In September of this year, news broke that Wells Fargo was fined $185 million for “widespread illegal” practices, including opening accounts without customers’ knowledge. In the weeks since then, details have emerged about a “pressure-cooker sales culture” in which employees say they felt they had to cheat the system in order to achieve quotas and keep their jobs.

Some argue that Wells Fargo is not alone in this type of behavior. How can scandals of this nature be prevented? What should financial services organizations do to ensure that ethical standards are followed by their employees at all levels? One key answer is to examine training practices.

The Importance of Culture

“More important than any class is our culture,” says Kathie Rotz, CPTM, director of learning at Honkamp Kreuger. A major reason employees behave unethically is because they don’t value company ethics. It’s important to build a culture that fosters a different attitude.

One way to create this culture is to change perceptions of selling, especially among banking professionals, who often don’t view themselves as salespeople, according to Mike Esterday, CEO of sales training company Integrity Solutions. Often, employees have a negative view of what selling is because of pop culture or their own experiences. (“The financial industry is a little like the dentist,” says Shanelle Grisso, director of training for United Capital Financial Advisers. “No one likes us and every one is a little skeptical.”) By creating a culture that values selling as a client-oriented service rather than pushing products, it’s easier to inspire ethical behaviors.

Sales trainers can help employees develop this new perception by helping them change their mindset. Esterday says that ethical salespeople have a customer needs-focused mindset rather than a transactional or product-focused outlook. By teaching salespeople to ask questions that uncover their prospects’ real needs, trainers can help them establish a rapport that builds trust and subsequently avoid taking advantage of customers.

Developing Ethical Selling Skills

There are many ways financial services organizations are training their sales professionals in ethical behaviors. Wells Fargo has said that it is enhancing training on ethics and how to report ethical problems and moving to performance metrics for employee evaluation. Meanwhile, Citigroup recently introduced an internal video series in which executives talk about how they’ve made business decisions “in grey areas of ethics,” according to Fortune. Bank of America uses a risk “boot camp” to refresh managers’ knowledge on regulations and provide opportunities to practice various scenarios.

“We have found that the best way to deliver ethical training is to deliver the content in multiple different approaches (live, self-study, audio, visual, departmental) and often,” says Rotz. “The more we keep the important topics in front of us the more we will become better at it!” At Honkamp Krueger, they have daily department huddles, which include reminders of customer service standards such as confidentiality, and quarterly customer service training on each standard.

For Grisso, creating an ethical culture “starts with the front line” and is “interwoven…in the daily life of the employees.” From 60-second videos on having honest, ethical conversations to real-life scenarios that demonstrate how to help clients make decisions, training “reflects a more organic and simple way to interact with people. It’s more human.”

Courage and Emotional Intelligence

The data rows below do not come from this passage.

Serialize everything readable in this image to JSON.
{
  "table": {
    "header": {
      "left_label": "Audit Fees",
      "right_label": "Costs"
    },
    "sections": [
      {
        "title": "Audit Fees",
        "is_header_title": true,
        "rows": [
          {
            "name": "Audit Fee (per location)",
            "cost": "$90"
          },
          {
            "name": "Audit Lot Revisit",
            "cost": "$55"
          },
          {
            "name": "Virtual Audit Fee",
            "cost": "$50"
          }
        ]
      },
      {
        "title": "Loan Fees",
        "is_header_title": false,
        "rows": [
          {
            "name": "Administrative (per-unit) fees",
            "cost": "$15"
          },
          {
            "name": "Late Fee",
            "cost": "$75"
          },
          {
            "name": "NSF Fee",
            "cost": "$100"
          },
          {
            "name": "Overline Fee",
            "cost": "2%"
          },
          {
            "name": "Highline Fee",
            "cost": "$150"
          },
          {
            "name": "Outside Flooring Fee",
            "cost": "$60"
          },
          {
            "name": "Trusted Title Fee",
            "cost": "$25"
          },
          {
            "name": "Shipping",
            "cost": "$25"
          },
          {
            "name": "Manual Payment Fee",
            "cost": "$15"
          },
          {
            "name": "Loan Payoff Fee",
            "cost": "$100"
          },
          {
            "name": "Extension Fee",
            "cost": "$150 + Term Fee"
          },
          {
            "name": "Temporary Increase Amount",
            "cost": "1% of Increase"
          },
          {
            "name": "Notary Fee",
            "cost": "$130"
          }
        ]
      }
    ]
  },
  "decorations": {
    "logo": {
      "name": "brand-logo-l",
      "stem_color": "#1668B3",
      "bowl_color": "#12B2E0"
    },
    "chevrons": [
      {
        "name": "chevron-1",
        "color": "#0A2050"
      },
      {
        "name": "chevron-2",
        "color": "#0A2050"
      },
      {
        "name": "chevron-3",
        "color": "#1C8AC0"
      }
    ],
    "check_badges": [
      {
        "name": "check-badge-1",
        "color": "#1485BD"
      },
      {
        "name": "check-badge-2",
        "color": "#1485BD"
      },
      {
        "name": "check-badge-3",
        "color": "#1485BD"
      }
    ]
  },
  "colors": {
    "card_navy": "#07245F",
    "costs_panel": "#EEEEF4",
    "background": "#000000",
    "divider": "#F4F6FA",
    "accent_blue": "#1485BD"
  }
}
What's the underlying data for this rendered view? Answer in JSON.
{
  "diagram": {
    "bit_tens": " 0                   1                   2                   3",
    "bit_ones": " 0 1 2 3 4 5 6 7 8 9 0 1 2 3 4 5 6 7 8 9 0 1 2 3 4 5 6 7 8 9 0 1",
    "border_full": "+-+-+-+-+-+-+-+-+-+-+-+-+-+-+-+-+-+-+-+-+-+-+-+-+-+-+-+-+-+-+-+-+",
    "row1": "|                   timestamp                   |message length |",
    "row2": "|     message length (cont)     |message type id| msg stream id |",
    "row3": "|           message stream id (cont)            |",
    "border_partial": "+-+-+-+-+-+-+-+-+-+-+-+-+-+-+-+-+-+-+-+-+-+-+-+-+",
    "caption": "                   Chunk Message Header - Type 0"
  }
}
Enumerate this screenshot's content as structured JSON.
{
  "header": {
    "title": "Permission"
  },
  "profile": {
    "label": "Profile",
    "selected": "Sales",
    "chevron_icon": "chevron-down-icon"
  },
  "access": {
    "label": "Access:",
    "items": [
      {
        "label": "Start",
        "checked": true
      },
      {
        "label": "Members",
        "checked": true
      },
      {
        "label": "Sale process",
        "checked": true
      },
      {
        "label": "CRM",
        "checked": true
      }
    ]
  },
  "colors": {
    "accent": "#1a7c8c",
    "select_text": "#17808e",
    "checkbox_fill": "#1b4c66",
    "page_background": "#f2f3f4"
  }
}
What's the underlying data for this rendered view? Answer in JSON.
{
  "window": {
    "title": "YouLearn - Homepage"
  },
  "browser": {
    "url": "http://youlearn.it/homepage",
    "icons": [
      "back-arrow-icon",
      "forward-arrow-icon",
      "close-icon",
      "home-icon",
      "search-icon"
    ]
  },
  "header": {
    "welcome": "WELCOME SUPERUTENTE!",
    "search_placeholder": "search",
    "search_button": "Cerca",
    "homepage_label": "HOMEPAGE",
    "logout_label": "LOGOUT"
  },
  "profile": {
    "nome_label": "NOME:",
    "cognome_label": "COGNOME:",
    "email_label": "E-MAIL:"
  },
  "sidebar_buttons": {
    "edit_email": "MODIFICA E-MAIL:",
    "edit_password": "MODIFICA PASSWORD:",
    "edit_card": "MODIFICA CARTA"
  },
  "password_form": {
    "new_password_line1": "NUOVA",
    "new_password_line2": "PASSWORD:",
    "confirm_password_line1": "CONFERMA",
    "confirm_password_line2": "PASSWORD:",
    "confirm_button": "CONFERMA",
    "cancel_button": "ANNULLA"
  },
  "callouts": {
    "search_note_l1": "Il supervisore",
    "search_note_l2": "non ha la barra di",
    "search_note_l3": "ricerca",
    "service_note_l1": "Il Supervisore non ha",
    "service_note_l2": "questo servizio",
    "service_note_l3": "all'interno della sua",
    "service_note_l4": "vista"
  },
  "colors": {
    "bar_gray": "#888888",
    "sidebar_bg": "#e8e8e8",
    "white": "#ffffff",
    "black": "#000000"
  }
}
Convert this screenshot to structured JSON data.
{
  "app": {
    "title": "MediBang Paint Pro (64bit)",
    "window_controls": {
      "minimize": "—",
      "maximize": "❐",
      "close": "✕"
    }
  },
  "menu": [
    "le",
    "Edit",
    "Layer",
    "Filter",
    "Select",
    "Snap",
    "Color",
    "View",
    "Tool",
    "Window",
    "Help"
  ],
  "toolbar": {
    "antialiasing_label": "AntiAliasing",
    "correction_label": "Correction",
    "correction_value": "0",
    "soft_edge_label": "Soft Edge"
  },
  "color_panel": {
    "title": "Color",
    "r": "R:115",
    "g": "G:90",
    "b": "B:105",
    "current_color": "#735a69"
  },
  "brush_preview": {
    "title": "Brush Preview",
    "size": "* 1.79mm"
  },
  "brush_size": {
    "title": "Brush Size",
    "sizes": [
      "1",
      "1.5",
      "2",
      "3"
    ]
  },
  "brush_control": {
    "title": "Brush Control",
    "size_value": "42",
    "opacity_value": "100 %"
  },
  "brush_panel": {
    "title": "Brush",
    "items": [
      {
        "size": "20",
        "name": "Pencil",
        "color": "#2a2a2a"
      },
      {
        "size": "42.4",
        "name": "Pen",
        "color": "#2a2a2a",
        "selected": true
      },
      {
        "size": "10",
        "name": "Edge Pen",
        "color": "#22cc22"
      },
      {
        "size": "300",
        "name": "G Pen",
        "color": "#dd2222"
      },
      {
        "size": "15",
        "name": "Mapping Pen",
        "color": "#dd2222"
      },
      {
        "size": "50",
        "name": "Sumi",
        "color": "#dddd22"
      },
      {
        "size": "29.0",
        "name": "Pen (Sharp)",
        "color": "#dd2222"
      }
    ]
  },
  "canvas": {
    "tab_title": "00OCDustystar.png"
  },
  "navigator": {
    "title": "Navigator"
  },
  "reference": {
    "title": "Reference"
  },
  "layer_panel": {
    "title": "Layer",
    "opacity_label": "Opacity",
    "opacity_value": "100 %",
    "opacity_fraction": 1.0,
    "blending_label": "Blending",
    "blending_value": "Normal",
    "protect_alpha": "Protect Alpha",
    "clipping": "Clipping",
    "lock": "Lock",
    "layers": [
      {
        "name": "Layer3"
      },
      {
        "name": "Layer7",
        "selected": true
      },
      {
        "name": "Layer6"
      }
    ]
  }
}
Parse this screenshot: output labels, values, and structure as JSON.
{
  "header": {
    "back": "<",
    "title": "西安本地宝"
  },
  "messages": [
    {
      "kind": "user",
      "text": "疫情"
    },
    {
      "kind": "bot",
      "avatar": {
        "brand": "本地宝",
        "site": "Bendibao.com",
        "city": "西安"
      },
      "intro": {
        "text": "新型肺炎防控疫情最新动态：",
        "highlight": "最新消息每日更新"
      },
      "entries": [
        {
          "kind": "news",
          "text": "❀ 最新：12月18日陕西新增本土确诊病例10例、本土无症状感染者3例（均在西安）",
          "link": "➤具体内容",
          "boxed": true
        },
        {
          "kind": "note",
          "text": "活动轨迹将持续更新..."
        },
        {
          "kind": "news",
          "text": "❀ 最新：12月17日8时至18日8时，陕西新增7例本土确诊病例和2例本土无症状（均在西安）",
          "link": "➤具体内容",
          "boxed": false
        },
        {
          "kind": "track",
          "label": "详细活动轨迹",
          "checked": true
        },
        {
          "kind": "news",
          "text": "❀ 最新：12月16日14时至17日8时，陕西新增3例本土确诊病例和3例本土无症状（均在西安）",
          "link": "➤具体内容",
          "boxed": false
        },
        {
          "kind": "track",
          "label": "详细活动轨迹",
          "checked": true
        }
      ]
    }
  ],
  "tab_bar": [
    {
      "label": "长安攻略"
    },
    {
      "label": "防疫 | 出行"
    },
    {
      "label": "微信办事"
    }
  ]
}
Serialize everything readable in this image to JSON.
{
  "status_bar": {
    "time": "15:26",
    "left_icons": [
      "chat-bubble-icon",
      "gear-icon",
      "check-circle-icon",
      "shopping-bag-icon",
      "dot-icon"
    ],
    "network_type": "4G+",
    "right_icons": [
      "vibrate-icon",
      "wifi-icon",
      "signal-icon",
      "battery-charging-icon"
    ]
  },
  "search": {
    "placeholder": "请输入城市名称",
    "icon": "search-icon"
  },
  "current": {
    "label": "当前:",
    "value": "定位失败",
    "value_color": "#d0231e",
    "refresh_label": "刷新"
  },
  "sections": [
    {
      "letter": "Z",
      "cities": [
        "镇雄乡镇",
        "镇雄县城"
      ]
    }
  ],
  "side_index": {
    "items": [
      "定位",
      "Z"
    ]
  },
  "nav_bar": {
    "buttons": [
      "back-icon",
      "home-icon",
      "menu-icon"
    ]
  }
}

Courage is an important trait for ethical behavior, especially in sales. In fact, research shows that after leadership and the executive office, sales is viewed as the function in which it is most important for employees to develop courage. To help sales professionals develop courage, this research suggests, it’s important to reinforce four behaviors, or “acts of courage”:

  • Taking responsibility for sales outcomes
  • Considering creative alternatives to fulfill customer needs
  • Exploring new business and relationships
  • Applying new skills

Along these lines, a recent Harvard Business Review article stated that emotional intelligence “allows you to build trust with your clients – and this is the most challenging and underappreciated part of any job in the professional services industry.” Emotional intelligence is developed by learning to listen, face challenges calmly and resiliently, value and support coworkers, and empathize with clients. Integrity Solutions also includes emotional intelligence and social skills as two important components of sales training, particularly in banking.

Developing Ethical Sales Leaders

One way to help bank leaders develop ethical behaviors is to cross-train them to develop a broader experience and range of skills. This cross-training will enable them to understand alternative solutions and approach situations from a variety of perspectives, developing critical thinking skills and the ability to identify and make the ethical choice.

It’s also critical to teach managers how to respond to whistleblowers. Executives can encourage employees to report ethical violations and concerns, but it won’t make a difference if their managers don’t know how to respond properly. Teach leaders to alter their mental images of whistleblowers and misconduct, identify which reported information is important, and detect behavior patterns.

Selling has a bad reputation, particularly in the financial services industry, and recent scandals have not helped. By reframing sales as a process in which professionals meet clients’ needs – and helping those professionals develop ethical selling and leadership skills – we can create a more positive, successful and just system.

In other words, help salespeople realize they’re doing something “worthy and noble,” as Mike Esterday says, and the sales will follow.